■ Supplied information ■
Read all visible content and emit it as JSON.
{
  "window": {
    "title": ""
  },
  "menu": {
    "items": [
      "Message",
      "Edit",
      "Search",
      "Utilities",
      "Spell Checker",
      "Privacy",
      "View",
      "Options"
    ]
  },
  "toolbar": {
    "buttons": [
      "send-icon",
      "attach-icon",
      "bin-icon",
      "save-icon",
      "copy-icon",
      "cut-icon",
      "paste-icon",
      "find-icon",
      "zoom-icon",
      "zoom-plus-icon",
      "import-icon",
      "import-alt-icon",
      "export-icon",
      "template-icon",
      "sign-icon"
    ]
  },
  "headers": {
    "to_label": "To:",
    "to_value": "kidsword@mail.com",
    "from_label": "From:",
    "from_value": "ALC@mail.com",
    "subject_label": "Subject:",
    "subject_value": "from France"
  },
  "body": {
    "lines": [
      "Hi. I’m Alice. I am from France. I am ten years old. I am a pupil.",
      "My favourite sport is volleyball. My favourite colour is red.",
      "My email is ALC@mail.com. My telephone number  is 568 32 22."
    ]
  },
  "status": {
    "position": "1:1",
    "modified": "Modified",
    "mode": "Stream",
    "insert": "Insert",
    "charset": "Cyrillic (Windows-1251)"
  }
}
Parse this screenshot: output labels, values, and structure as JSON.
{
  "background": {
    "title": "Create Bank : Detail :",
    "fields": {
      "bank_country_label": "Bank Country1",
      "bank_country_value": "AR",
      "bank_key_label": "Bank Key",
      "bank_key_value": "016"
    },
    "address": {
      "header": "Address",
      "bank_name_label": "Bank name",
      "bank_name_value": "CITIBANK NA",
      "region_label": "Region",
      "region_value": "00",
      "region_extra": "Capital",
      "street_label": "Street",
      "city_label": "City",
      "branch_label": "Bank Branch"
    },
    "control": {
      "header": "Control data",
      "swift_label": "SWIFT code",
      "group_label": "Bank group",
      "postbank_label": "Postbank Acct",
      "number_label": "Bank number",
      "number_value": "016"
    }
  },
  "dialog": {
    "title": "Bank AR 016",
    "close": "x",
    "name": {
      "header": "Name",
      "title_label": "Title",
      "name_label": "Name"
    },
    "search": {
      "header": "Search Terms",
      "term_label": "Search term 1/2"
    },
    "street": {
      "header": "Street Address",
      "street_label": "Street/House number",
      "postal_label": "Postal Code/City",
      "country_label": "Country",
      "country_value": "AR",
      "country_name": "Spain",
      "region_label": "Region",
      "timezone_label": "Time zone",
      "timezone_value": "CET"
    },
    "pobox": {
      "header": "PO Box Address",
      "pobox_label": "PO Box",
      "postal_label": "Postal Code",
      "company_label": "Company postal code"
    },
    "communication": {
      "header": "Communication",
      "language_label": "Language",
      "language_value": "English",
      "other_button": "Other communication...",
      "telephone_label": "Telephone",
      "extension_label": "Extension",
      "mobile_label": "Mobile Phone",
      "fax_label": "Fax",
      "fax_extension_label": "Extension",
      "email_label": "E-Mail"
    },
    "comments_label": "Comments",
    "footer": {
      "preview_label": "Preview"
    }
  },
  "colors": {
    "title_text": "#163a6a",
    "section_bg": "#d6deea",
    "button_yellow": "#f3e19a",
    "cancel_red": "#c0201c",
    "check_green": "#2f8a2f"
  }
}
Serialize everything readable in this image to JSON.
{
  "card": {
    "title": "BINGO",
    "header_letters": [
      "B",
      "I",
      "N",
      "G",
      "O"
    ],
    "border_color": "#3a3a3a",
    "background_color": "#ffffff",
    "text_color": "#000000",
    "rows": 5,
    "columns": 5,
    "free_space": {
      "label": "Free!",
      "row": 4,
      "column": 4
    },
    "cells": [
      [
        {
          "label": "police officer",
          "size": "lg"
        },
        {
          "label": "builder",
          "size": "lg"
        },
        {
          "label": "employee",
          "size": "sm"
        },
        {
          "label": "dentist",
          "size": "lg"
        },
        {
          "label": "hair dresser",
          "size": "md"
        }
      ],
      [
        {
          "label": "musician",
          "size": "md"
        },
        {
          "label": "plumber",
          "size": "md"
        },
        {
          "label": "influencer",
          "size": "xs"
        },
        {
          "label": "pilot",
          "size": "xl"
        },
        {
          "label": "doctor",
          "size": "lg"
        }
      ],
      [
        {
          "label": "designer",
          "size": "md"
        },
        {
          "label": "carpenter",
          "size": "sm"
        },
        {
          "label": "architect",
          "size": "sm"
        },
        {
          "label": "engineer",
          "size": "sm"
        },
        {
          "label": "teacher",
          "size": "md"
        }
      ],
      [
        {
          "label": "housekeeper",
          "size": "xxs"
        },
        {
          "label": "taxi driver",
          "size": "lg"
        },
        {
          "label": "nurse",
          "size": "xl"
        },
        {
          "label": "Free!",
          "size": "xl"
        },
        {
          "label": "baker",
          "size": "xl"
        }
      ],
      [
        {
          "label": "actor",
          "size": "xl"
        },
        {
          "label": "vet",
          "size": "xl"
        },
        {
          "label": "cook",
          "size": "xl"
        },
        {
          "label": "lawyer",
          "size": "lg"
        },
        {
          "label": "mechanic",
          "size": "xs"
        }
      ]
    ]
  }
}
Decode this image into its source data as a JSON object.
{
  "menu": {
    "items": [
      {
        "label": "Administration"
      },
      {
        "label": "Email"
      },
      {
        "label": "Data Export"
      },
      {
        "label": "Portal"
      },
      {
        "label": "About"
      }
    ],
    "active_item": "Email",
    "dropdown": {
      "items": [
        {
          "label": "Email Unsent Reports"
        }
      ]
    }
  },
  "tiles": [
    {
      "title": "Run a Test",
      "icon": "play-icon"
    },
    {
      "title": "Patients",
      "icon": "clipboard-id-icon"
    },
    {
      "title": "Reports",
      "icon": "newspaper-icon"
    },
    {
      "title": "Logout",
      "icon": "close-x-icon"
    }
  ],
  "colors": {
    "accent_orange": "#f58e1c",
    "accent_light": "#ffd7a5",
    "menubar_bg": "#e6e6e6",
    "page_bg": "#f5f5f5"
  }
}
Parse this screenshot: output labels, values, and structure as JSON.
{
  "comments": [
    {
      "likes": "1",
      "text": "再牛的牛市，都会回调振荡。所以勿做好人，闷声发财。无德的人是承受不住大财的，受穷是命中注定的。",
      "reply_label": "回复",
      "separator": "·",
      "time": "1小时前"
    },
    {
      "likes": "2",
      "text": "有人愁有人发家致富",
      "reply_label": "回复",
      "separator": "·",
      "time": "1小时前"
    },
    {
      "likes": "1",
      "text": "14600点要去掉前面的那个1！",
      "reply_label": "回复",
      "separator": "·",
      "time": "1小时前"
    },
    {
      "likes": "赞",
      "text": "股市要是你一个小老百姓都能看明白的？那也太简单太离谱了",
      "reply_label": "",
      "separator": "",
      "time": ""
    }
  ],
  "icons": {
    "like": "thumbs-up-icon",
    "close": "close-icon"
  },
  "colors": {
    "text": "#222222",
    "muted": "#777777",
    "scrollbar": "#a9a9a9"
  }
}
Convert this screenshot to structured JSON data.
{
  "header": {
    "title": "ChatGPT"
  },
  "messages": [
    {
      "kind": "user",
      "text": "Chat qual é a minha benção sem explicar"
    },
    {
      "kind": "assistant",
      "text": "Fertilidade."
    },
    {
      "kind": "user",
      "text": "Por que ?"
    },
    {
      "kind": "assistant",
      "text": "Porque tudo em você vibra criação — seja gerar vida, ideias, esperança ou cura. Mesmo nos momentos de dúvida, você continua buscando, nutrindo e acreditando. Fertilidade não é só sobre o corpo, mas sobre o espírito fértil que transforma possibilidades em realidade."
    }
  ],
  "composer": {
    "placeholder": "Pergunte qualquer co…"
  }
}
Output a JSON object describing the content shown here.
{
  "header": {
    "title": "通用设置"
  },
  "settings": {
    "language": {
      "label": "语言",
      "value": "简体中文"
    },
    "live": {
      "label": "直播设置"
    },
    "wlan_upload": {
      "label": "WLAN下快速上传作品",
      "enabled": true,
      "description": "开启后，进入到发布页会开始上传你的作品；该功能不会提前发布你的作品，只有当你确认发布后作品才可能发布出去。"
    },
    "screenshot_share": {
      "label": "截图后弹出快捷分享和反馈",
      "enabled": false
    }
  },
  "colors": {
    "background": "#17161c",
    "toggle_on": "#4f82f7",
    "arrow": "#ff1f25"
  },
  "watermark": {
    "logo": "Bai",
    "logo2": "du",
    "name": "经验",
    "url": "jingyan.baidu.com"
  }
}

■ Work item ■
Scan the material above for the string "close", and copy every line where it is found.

■ Solved exercise ■
    "close": "x",
      "icon": "close-x-icon"
    "close": "close-icon"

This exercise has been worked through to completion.